Nigeria criticises 'unfair' US air passenger screening
Tougher screening of passengers wanting to fly to the US has been condemned as unfair by Nigeria - one of the nations singled out for special checks.
Information Minister Dora Akunyili said the rules, brought in after a Nigerian man allegedly tried to blow up a plane, discriminated against 150m Nigerians.
Bomb suspect Umar Farouk Abdulmutallab did not represent Nigeria, she said.
Nigerians are among 14 nations whose nationals face stiffer rules including body searches and luggage checks.
Four other African countries - Algeria, Libya, Somalia and Sudan - are also subject to the new measures.
It follows an alleged attempt to blow up a plane on Christmas Day.
US President Barack Obama has been under pressure to make visible security improvements.
But Ms Akunyili said 23-year-old Mr Abdulmutallab's act was a "one-off".
"Abdulmutallab's behaviour is not reflective of Nigeria and should therefore not be used as a yardstick to judge all Nigerians," she said.
"He was not influenced in Nigeria, he was not recruited or trained in Nigeria, he was not supported whatsoever in Nigeria.
"It is unfair to discriminate against 150 million people because of the behaviour of one person."
The BBC's Fidelis Mbah in Lagos says queues of people waiting to check in were longer than usual at the Murtala Muhammed International Airport on Monday after the new security directives came into effect.
He says extra officials had been deployed to search luggage and frisk passengers.
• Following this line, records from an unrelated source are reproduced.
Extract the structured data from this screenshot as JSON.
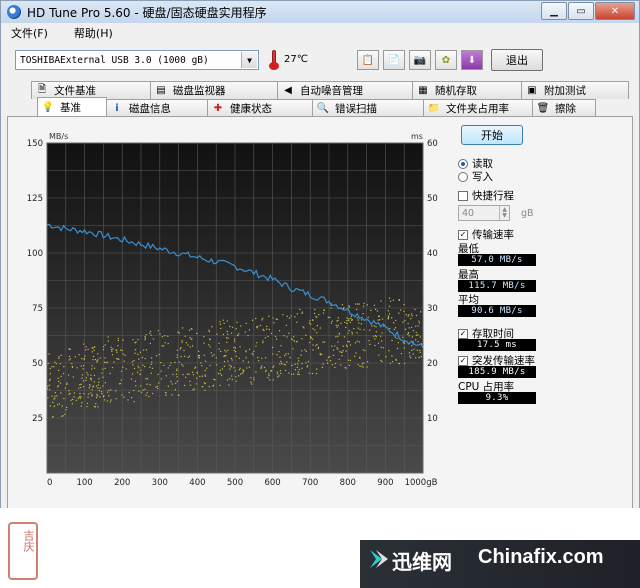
{
  "window": {
    "title": "HD Tune Pro 5.60 - 硬盘/固态硬盘实用程序",
    "minimize": "▭",
    "restore": "▭",
    "close": "✕"
  },
  "menu": [
    {
      "label": "文件(F)"
    },
    {
      "label": "帮助(H)"
    }
  ],
  "toolbar": {
    "drive": "TOSHIBAExternal USB 3.0 (1000 gB)",
    "temperature": "27℃",
    "exit_label": "退出",
    "buttons": [
      {
        "icon": "copy-info-icon"
      },
      {
        "icon": "copy-text-icon"
      },
      {
        "icon": "camera-icon"
      },
      {
        "icon": "options-icon"
      },
      {
        "icon": "save-down-icon"
      }
    ]
  },
  "tabs_top": [
    {
      "label": "文件基准",
      "icon": "file-bench-icon"
    },
    {
      "label": "磁盘监视器",
      "icon": "monitor-icon"
    },
    {
      "label": "自动噪音管理",
      "icon": "speaker-icon"
    },
    {
      "label": "随机存取",
      "icon": "random-icon"
    },
    {
      "label": "附加测试",
      "icon": "extra-test-icon"
    }
  ],
  "tabs_bottom": [
    {
      "label": "基准",
      "icon": "benchmark-icon",
      "active": true
    },
    {
      "label": "磁盘信息",
      "icon": "info-icon"
    },
    {
      "label": "健康状态",
      "icon": "health-icon"
    },
    {
      "label": "错误扫描",
      "icon": "scan-icon"
    },
    {
      "label": "文件夹占用率",
      "icon": "folder-icon"
    },
    {
      "label": "擦除",
      "icon": "erase-icon"
    }
  ],
  "side": {
    "start_label": "开始",
    "read_label": "读取",
    "write_label": "写入",
    "short_stroke_label": "快捷行程",
    "short_stroke_value": "40",
    "short_stroke_unit": "gB",
    "transfer_rate_label": "传输速率",
    "min_label": "最低",
    "min_value": "57.0 MB/s",
    "max_label": "最高",
    "max_value": "115.7 MB/s",
    "avg_label": "平均",
    "avg_value": "90.6 MB/s",
    "access_time_label": "存取时间",
    "access_time_value": "17.5 ms",
    "burst_rate_label": "突发传输速率",
    "burst_rate_value": "185.9 MB/s",
    "cpu_label": "CPU 占用率",
    "cpu_value": "9.3%"
  },
  "chart_data": {
    "type": "line",
    "x_unit": "gB",
    "y_left_unit": "MB/s",
    "y_right_unit": "ms",
    "xlim": [
      0,
      1000
    ],
    "ylim_left": [
      0,
      150
    ],
    "ylim_right": [
      0,
      60
    ],
    "x_ticks": [
      "0",
      "100",
      "200",
      "300",
      "400",
      "500",
      "600",
      "700",
      "800",
      "900",
      "1000gB"
    ],
    "y_left_ticks": [
      "25",
      "50",
      "75",
      "100",
      "125",
      "150"
    ],
    "y_right_ticks": [
      "10",
      "20",
      "30",
      "40",
      "50",
      "60"
    ],
    "grid": true,
    "series": [
      {
        "axis": "left",
        "color": "#3a8fd0",
        "x": [
          0,
          50,
          100,
          150,
          200,
          250,
          300,
          350,
          400,
          450,
          500,
          550,
          600,
          650,
          700,
          750,
          800,
          850,
          900,
          950,
          1000
        ],
        "y": [
          113,
          111,
          110,
          108,
          106,
          104,
          102,
          100,
          98,
          96,
          94,
          91,
          88,
          84,
          81,
          78,
          74,
          70,
          66,
          61,
          57
        ]
      },
      {
        "axis": "right",
        "kind": "scatter",
        "color": "#c8c040",
        "access_min_ms": [
          10,
          12,
          13,
          14,
          15,
          16,
          17,
          18,
          19,
          20,
          21
        ],
        "access_max_ms": [
          22,
          24,
          25,
          26,
          27,
          28,
          29,
          30,
          31,
          32,
          30
        ]
      }
    ]
  },
  "watermark": {
    "seal_text": "吉庆",
    "brand_cn": "迅维网",
    "brand_en": "Chinafix.com",
    "colors": {
      "seal": "#b94a3a",
      "brand_bg": "#2b2f36"
    }
  }
}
Nigeria has already said it has tightened its security measures since the alleged Christmas Day plot.
Security agents prevented our reporter from speaking to people in the queues.